ACTIVITY
If a line in the following entries contains the string "kind", it counts toward the total; report only that total.

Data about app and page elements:
== Segment start ==

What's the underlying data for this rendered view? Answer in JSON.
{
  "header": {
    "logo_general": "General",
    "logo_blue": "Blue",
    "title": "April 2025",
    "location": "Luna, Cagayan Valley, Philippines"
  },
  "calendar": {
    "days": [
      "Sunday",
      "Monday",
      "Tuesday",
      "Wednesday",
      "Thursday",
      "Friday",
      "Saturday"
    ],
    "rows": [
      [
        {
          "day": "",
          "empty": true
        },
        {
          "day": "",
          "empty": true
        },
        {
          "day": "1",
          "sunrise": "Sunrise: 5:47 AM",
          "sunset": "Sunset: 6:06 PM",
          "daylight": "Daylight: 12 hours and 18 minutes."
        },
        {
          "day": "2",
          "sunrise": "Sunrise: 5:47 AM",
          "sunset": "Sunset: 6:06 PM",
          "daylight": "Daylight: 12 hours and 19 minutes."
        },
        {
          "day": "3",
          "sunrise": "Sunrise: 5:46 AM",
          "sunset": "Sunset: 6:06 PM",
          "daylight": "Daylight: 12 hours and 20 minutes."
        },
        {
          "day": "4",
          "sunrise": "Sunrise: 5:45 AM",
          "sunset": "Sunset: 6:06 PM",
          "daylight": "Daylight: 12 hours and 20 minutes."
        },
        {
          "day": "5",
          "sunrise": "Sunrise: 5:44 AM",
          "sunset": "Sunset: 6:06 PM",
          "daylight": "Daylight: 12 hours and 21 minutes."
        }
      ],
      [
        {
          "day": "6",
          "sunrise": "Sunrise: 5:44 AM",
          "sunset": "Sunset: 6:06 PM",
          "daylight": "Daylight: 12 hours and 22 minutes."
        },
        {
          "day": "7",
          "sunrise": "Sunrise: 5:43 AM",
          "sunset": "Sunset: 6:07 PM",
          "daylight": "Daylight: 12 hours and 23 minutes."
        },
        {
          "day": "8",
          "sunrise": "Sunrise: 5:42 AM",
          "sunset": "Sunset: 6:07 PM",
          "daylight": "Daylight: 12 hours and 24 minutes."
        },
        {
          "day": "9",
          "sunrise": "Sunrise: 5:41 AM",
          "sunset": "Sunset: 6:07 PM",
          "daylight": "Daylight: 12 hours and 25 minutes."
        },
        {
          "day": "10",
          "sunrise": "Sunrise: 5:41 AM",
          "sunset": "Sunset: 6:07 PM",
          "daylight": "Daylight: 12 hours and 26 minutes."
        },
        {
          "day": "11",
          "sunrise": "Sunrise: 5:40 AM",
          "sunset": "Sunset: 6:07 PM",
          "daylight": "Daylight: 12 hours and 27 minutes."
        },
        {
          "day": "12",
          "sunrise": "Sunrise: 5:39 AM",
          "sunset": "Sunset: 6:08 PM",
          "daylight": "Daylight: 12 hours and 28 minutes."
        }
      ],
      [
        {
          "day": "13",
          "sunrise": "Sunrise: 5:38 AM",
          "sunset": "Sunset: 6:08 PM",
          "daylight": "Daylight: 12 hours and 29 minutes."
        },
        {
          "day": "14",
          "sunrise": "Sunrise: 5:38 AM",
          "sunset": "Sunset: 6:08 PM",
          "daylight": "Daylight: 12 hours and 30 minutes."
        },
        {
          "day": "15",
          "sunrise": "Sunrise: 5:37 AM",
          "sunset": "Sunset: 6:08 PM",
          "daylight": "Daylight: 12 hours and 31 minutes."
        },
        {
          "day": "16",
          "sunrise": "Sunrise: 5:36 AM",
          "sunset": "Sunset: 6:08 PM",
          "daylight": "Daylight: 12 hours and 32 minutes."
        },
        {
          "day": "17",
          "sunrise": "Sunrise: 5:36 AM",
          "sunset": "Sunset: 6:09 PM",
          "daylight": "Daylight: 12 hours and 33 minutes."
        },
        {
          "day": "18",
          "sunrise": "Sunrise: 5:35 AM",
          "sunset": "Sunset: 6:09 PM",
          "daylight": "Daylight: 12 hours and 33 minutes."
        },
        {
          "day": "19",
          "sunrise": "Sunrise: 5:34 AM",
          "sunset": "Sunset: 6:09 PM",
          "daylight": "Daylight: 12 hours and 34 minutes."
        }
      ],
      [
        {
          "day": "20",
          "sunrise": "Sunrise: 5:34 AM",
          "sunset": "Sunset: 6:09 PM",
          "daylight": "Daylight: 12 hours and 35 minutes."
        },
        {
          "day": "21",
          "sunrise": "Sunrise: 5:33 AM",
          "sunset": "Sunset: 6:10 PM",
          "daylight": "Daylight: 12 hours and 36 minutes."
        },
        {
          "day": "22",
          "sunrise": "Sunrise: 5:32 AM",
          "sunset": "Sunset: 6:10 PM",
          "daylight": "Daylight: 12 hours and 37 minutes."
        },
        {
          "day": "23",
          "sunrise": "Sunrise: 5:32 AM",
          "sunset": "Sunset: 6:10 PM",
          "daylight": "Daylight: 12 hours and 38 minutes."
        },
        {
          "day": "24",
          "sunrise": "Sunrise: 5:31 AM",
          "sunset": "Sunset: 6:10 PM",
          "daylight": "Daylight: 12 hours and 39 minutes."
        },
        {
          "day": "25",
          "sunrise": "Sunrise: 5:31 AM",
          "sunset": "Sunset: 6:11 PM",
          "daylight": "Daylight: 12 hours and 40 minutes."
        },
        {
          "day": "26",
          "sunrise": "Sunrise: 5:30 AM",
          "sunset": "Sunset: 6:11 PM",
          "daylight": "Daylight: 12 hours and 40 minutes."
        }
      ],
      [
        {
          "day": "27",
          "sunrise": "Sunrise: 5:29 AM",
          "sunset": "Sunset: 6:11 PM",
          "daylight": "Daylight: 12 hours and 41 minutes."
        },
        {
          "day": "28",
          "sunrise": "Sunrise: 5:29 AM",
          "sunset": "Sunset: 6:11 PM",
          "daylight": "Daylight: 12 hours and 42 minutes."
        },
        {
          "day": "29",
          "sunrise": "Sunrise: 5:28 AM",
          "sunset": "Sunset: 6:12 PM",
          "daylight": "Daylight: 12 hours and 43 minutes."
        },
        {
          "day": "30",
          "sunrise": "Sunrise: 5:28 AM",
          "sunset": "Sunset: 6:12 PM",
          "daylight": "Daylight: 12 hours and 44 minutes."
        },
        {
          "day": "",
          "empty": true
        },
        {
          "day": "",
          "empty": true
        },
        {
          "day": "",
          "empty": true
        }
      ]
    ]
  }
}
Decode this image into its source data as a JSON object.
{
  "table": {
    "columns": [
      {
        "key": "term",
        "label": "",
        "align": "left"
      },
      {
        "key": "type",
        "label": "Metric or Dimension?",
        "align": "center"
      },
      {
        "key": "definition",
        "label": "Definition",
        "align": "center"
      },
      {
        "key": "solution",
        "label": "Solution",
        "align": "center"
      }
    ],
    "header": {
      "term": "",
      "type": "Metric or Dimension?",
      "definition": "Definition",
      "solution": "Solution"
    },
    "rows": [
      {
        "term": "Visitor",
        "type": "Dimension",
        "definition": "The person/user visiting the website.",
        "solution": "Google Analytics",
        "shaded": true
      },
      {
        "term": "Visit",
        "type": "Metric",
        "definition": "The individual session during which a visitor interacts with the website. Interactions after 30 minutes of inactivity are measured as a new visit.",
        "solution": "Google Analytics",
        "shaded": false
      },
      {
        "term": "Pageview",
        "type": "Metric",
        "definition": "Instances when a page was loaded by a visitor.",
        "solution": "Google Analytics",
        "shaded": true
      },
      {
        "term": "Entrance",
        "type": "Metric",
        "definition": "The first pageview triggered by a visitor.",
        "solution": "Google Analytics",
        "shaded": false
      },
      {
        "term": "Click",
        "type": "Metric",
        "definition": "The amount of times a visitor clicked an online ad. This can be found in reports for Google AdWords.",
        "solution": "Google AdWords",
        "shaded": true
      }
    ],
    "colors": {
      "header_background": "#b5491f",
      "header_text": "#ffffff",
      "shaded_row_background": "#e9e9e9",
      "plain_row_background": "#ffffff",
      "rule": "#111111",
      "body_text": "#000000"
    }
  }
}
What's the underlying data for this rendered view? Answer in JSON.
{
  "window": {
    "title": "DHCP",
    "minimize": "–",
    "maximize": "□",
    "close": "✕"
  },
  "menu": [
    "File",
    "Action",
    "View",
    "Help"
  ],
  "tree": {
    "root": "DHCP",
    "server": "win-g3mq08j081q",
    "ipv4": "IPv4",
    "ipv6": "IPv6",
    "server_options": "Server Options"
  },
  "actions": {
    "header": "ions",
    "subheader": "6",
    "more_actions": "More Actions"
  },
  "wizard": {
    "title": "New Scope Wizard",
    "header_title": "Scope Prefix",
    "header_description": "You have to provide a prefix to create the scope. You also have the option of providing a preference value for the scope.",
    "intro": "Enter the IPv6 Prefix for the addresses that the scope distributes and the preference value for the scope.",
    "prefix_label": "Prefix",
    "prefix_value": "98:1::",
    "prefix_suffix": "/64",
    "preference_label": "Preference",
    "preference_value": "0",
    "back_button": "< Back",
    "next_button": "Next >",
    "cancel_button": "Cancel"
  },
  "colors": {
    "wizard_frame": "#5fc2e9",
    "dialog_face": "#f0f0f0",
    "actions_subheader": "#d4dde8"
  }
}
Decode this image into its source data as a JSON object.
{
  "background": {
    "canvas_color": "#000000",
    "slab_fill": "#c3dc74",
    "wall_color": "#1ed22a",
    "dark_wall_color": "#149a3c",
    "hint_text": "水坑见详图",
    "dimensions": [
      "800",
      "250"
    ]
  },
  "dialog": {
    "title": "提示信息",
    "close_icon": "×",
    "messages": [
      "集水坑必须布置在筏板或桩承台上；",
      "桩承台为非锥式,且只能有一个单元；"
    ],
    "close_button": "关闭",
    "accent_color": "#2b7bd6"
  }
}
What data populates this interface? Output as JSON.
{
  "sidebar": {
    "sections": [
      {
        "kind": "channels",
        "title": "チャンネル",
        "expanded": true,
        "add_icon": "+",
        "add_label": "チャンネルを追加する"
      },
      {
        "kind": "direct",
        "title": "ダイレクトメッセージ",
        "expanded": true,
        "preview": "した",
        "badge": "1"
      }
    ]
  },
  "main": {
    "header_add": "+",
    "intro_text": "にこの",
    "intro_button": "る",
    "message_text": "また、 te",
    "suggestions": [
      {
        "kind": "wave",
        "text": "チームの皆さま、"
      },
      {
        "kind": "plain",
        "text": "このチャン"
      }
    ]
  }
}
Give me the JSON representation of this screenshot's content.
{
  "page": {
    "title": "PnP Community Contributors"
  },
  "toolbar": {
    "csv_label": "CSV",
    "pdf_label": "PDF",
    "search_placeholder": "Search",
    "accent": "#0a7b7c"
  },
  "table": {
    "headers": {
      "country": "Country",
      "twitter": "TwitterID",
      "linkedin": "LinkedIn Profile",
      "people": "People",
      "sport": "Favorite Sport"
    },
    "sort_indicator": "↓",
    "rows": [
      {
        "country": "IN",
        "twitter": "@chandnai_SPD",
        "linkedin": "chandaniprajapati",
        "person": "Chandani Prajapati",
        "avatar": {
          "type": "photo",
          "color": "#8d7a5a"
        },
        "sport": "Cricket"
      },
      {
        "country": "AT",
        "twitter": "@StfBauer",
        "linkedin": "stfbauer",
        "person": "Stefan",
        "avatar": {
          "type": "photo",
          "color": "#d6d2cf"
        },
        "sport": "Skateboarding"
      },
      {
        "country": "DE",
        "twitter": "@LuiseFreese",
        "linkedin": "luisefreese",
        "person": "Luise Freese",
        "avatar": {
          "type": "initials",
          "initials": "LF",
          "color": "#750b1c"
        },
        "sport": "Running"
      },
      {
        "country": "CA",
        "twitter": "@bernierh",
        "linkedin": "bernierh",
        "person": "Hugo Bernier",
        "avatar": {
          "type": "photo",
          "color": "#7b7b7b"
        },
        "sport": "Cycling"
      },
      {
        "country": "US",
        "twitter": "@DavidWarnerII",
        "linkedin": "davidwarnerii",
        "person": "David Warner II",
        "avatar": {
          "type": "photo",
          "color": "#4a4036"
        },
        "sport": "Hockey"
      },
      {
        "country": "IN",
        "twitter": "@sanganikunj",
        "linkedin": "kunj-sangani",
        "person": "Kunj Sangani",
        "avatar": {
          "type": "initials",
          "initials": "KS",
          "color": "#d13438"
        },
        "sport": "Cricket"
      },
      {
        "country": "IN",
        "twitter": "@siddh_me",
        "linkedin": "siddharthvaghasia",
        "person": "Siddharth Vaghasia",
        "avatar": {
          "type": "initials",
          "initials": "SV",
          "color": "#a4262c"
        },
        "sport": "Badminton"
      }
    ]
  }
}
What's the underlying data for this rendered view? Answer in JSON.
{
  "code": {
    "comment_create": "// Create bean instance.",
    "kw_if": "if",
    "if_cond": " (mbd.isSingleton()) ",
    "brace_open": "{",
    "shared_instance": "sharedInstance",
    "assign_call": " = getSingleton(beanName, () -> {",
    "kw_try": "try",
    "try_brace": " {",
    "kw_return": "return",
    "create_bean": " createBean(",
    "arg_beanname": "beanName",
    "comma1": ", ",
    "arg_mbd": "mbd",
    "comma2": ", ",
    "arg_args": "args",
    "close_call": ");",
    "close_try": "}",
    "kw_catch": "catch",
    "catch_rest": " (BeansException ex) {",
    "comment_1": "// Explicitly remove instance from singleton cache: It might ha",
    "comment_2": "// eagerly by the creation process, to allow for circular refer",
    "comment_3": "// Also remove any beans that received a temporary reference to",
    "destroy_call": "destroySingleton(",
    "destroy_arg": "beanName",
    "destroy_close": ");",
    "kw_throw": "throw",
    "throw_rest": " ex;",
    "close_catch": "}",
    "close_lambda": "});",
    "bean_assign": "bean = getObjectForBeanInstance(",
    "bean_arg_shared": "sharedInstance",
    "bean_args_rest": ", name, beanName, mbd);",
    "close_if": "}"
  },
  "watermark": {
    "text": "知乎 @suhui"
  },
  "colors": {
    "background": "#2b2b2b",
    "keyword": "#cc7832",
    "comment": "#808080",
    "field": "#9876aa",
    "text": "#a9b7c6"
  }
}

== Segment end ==

RESULT OF THE EXERCISE
4